Emergency Medical Teams (EMTs) are an important part of the global health workforce. They provide extra surge capacity and expertise to countries in response to disasters and health emergencies. Consisting of doctors, nurses, paramedics and other health professionals from across the world, the teams are rapidly deployed to help patients during disease outbreaks, sudden onset disasters – and now, the war in Ukraine.
“The first EMTs were deployed to Ukraine and its neighbouring countries in the first weeks following the invasion of Ukraine,” explains Oleg Storozhenko, WHO/Europe’s EMT Focal Point. “They have been integrated into health facilities at refugee centres, in primary health care facilities and in ministries of health. In all my career, I have never witnessed such a united and strong expression of interest from EMT members, keen to volunteer their services to help the people of Ukraine.”
A key feature of the EMTs is their self-sufficiency – all team members are fully trained, have the skills appropriate for the situation, and bring with them their own equipment and supplies, to avoid adding a burden on the already stretched national health systems of the countries they operate in.
Witnesses from Ukraine and Republic of Moldova
Professor Johan von Schreeb leads the Centre for Research on Health Care in Disasters, a WHO collaborative centre, and explains how the EMTs are a complement to Ukraine’s existing health services. “The emergency medical teams initiative started after the Haiti earthquake in 2010. It now serves as a quality-assured and coordinated global system, like an emergency number that affected countries can call to get clinical surge capacity when needed. Prior to the war, Ukraine had a well-functioning health system, with a lot of skilled doctors, but the system is under great pressure due to increasing numbers of complex injured people; damage to, as well as attacks on, health facilities; restricted supply lines; as well as the displacement of millions of people.
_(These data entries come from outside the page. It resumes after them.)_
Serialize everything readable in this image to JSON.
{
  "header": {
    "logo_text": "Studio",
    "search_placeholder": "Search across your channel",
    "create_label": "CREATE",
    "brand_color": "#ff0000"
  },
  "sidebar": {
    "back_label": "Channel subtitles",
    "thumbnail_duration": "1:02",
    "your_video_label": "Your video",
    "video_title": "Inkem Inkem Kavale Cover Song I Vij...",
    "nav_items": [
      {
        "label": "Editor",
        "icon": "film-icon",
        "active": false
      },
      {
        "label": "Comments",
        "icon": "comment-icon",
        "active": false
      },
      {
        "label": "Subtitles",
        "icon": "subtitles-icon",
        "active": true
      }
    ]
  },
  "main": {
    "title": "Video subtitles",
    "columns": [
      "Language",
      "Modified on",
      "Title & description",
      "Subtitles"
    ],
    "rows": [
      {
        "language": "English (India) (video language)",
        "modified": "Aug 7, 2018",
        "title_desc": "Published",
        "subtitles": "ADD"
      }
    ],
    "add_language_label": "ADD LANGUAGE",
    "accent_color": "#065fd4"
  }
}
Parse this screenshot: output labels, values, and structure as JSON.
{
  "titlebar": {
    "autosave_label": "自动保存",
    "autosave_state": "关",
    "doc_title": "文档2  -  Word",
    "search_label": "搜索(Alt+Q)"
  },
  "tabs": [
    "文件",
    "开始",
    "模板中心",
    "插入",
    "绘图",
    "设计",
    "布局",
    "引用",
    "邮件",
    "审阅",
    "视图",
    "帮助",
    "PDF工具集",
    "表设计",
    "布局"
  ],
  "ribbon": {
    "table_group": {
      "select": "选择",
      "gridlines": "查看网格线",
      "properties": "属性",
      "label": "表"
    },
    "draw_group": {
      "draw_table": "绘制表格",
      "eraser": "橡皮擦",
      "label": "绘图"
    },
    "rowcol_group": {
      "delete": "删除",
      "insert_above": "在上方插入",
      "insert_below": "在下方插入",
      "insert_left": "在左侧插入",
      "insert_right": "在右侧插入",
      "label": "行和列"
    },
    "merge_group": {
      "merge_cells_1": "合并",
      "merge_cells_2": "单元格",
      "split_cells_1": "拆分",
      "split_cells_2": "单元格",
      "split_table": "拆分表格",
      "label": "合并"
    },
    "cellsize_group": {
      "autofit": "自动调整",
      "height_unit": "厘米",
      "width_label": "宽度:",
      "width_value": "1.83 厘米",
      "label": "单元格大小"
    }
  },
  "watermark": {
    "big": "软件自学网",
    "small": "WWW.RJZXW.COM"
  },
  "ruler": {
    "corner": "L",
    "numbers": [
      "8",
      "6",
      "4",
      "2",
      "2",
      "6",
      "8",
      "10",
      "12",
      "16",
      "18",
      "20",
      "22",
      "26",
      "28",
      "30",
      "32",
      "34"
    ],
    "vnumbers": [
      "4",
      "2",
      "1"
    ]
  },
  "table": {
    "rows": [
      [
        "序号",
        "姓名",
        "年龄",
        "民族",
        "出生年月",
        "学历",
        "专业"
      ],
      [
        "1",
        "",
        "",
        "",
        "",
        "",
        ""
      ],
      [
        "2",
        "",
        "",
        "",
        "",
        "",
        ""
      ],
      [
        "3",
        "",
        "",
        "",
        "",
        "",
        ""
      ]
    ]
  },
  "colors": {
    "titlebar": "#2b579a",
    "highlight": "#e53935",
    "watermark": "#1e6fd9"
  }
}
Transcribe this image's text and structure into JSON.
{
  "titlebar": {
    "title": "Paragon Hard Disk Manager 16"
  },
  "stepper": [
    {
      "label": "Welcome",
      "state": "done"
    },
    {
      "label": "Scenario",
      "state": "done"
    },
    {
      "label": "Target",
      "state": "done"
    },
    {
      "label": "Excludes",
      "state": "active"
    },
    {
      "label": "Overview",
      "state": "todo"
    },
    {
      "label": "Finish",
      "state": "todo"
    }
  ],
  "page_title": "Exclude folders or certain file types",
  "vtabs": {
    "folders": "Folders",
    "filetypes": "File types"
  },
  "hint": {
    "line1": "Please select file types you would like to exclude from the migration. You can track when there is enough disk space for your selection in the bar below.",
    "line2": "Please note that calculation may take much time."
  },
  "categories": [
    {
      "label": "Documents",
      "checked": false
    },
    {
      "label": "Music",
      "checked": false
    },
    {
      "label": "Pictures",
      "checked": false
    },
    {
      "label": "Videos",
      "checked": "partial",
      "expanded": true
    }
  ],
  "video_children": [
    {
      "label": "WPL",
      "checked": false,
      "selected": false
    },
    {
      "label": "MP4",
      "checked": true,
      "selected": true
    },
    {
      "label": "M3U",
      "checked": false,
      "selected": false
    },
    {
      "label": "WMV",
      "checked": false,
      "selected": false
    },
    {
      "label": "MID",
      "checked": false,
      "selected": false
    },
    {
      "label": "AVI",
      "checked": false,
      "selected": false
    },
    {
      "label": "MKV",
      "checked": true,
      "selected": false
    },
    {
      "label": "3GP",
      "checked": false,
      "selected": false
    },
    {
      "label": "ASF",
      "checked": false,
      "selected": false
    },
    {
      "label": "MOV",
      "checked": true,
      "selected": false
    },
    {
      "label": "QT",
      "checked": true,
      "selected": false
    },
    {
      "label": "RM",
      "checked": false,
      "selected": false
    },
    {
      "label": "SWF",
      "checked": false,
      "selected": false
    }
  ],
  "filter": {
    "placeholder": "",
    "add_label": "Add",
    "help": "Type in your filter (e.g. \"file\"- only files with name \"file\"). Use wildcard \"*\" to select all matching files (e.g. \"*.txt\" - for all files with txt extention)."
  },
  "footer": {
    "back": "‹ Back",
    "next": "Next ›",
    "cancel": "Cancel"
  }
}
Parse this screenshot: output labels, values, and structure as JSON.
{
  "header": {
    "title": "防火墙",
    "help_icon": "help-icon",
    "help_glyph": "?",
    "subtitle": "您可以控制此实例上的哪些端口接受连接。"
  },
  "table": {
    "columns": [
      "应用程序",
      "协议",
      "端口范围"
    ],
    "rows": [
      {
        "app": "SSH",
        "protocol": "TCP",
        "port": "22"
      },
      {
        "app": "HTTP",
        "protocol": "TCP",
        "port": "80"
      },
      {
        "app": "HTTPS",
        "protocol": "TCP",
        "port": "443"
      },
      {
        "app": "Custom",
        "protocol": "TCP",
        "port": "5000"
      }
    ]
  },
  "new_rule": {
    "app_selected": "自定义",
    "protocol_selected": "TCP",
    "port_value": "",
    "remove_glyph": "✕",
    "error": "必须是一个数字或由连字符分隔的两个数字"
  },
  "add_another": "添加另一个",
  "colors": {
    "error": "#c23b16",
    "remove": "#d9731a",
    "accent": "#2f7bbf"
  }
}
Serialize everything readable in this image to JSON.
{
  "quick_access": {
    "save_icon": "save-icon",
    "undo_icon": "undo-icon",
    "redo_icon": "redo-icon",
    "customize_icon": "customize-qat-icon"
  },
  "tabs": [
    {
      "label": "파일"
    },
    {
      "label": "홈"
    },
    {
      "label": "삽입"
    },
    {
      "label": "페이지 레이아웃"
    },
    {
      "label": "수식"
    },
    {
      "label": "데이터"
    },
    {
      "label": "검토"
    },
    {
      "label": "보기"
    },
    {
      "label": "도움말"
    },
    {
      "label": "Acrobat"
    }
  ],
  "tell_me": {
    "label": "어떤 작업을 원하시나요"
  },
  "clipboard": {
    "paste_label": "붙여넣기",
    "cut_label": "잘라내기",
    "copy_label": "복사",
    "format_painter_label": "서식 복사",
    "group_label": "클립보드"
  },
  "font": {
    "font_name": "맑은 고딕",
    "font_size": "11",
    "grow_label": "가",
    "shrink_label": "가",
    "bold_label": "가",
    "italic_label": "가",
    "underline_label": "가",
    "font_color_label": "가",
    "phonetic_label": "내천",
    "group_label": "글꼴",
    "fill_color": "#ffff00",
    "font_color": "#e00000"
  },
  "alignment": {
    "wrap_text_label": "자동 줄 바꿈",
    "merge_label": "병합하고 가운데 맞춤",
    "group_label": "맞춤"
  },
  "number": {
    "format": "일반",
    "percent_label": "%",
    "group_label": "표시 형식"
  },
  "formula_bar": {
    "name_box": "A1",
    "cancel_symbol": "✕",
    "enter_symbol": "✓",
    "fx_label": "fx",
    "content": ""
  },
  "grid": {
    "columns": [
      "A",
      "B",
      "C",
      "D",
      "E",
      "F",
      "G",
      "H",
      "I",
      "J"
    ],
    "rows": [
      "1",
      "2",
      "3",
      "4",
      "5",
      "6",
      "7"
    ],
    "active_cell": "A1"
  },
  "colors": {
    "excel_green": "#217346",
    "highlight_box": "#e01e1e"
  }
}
This means that additional support is needed from EMTs. They have a key role to play in filling the gaps in the health system and helping build Ukrainian response capacities.”
Dr Olivier Hagon is Team Lead for the specialized Mother and Child EMT, deployed by Swiss Humanitarian Aid to support the Republic of Moldova health system. “For part of our deployment we have been based at the MoldExpo convention center, which has been converted into temporary accommodation for up to 450 refugees coming from Ukraine,” he says. “We are providing health services to mothers, and pregnant and breastfeeding women. We are also treating children who are commonly suffering from gastroenteritis and lung infections. By being here, we are relieving pressures on the national health system – allowing Moldova’s doctors and nurses to return to the hospitals where they are also needed. In addition, we are playing a vital capacity-building role, training up local medical students and sharing our expertise through on-the-job training. This is needed, not just now, but also so they can play an active part in the recovery phase once the war is over.”
From the beginning of June, the Global Outbreak Alert and Response Network (GOARN) is planning the deployment of a Rapid Response Mobile Laboratory to the Republic of Moldova to support national treatment centres and EMTs in responding to the current crisis. The lab will support treatment centres with basic clinical diagnostics, and provide on-request capacities for diagnosing pathogens of common concern in the area, such as measles, polio and COVID-19.
The role of WHO in the EMT initiative
WHO leads and coordinates the EMT initiative globally, with more than half of the EMT workforce located in the WHO European Region.
When health-related crises happen, WHO assists the ministries of health of affected countries to coordinate the arrival, registration, licensing, reception and tasking of EMTs, integrating them into the existing health system to help build national capacities for preparedness and response.